» WORK TO BE COMPLETED
In the records below, find each line containing the word "Program" and copy it.

» TASK DATA
━━━━━━━━━━━━━━━━

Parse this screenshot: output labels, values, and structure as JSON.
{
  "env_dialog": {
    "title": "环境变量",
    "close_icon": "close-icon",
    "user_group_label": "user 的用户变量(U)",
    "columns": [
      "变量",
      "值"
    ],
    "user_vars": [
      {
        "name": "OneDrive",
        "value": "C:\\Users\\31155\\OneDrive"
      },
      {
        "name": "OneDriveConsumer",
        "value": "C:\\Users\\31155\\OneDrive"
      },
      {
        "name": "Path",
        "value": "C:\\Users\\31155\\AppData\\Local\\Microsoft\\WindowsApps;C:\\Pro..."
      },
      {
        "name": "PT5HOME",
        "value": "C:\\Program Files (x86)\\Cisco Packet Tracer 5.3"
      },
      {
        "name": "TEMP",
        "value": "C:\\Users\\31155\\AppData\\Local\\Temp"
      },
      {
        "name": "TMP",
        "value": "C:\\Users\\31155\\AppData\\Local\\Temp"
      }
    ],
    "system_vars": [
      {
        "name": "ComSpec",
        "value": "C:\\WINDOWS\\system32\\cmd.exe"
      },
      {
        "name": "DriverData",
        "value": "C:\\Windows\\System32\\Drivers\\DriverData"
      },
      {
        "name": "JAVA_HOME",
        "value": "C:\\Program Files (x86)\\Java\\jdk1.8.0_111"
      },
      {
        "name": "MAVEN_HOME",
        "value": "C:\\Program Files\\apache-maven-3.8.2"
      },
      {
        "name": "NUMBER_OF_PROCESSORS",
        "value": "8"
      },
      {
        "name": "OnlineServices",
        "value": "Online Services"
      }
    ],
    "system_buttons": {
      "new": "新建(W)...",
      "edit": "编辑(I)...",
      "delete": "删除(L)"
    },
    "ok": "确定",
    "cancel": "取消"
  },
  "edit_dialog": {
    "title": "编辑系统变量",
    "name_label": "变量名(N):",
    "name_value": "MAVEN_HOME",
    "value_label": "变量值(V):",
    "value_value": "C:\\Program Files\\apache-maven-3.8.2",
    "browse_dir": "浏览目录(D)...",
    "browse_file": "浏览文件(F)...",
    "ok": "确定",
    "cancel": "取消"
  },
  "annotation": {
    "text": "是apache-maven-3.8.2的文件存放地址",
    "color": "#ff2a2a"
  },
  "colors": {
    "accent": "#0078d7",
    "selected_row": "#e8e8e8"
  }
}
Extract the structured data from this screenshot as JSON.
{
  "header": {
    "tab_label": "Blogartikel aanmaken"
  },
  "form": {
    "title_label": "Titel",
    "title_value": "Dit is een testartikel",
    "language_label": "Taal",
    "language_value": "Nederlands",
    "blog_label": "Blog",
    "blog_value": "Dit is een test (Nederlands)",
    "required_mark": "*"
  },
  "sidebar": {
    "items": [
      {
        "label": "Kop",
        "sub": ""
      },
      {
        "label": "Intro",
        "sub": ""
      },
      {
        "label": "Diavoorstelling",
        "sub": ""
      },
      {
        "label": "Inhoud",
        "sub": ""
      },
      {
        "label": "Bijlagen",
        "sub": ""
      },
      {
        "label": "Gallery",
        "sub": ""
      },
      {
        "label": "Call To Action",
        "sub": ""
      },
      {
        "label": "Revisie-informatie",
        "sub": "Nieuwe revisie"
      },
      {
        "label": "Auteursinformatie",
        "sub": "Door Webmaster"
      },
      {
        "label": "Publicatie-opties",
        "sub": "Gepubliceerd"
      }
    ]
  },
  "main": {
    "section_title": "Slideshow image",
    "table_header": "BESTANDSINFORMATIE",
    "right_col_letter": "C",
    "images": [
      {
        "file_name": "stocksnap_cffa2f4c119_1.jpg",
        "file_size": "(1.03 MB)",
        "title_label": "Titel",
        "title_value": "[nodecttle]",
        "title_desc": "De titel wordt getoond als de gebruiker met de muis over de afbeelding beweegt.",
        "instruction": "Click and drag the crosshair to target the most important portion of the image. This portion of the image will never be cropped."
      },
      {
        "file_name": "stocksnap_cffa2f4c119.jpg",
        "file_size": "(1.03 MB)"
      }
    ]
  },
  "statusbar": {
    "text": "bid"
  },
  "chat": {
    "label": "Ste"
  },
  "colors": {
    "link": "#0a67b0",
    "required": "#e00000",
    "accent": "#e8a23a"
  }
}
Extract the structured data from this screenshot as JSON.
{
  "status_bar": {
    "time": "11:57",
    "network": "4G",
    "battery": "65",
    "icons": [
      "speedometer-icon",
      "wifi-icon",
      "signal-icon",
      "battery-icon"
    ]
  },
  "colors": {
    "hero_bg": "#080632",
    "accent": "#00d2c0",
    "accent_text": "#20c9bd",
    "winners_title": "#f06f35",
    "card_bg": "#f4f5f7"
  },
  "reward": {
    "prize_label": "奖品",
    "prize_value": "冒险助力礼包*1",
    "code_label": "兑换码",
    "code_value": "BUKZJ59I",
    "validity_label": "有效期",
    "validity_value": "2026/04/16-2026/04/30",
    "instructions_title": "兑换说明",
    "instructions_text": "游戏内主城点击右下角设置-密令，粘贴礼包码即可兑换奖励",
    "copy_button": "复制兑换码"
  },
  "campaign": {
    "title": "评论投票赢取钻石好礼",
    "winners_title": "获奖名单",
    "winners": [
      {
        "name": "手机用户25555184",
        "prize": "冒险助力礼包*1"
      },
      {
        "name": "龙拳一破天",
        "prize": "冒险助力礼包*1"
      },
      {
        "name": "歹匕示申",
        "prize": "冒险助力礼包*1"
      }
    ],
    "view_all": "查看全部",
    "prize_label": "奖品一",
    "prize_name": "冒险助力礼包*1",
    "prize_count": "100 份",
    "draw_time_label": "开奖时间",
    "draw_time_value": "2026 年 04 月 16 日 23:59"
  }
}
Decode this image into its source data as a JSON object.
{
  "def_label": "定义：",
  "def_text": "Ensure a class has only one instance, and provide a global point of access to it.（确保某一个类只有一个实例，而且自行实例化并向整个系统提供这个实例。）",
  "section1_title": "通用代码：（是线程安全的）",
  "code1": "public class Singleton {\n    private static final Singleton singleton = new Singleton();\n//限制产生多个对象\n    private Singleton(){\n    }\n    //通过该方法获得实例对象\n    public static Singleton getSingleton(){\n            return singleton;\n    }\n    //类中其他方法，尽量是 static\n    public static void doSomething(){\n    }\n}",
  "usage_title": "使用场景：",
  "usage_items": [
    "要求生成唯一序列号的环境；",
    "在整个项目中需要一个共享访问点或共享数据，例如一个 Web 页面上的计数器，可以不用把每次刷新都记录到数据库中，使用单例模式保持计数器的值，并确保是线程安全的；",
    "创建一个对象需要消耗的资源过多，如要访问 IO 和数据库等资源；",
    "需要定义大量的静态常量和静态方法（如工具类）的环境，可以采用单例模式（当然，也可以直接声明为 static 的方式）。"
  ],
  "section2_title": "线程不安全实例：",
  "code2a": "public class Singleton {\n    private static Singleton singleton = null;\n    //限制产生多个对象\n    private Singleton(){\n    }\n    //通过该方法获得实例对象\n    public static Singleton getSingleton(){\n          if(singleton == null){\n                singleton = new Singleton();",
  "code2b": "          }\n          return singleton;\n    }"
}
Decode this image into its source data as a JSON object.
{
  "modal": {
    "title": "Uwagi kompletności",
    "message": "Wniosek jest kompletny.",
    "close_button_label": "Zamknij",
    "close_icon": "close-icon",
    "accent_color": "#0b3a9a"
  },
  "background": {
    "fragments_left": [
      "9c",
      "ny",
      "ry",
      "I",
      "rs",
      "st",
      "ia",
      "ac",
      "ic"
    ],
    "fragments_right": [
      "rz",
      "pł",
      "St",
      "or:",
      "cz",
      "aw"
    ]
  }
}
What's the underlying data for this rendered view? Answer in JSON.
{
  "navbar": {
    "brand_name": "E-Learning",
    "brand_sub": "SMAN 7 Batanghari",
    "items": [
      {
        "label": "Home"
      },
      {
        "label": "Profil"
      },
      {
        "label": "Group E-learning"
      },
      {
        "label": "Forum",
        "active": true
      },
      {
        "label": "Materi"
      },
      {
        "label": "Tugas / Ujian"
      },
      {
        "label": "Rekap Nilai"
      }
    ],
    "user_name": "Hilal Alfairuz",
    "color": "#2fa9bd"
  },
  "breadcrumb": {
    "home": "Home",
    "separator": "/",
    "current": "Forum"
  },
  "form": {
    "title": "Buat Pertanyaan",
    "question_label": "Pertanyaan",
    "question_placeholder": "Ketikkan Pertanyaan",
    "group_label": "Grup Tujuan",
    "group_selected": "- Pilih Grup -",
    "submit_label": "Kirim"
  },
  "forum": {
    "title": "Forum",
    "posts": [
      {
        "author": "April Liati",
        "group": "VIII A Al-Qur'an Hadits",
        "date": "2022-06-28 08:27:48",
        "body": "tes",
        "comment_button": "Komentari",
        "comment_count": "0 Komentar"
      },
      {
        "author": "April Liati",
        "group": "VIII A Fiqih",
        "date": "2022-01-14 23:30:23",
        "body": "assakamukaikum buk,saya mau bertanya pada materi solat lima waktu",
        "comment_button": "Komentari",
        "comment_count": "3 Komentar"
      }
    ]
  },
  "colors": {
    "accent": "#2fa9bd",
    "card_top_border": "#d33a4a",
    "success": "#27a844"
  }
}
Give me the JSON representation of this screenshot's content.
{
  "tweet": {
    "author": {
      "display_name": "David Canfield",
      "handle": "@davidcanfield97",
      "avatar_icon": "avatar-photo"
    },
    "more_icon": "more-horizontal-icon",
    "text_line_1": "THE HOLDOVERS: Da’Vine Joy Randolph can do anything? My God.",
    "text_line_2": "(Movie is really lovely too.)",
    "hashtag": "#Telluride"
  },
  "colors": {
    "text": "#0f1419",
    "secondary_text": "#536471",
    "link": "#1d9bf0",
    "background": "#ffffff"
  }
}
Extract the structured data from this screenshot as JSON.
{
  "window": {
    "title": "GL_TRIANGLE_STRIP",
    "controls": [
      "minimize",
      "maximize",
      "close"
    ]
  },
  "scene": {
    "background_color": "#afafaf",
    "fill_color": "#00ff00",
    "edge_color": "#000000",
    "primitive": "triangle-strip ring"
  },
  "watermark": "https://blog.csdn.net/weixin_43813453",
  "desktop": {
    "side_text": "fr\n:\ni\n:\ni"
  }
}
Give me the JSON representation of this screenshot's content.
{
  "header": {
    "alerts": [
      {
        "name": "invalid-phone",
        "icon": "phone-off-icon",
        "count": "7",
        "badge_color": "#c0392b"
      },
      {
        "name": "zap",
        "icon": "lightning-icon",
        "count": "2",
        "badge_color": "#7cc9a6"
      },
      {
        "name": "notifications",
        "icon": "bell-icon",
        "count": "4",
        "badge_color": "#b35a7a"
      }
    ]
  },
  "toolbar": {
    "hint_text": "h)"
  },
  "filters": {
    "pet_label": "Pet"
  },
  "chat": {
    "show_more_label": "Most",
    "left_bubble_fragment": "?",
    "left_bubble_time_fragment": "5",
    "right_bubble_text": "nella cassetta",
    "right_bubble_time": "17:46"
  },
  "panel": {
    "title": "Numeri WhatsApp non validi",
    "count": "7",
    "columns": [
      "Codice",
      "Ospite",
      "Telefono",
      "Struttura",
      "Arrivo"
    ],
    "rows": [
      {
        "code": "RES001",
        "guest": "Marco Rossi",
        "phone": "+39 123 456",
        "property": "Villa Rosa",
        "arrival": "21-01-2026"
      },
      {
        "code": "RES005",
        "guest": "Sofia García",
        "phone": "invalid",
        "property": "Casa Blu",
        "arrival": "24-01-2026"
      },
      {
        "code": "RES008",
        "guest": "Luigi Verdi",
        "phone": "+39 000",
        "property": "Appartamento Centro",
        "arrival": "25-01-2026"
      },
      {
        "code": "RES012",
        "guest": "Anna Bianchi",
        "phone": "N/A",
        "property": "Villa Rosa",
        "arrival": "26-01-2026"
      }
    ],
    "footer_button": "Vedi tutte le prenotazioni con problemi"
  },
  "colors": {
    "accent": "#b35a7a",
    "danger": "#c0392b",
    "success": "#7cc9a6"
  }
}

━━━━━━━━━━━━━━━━

» FINISHED EXERCISE
        "value": "C:\\Program Files (x86)\\Cisco Packet Tracer 5.3"
        "value": "C:\\Program Files (x86)\\Java\\jdk1.8.0_111"
        "value": "C:\\Program Files\\apache-maven-3.8.2"
    "value_value": "C:\\Program Files\\apache-maven-3.8.2",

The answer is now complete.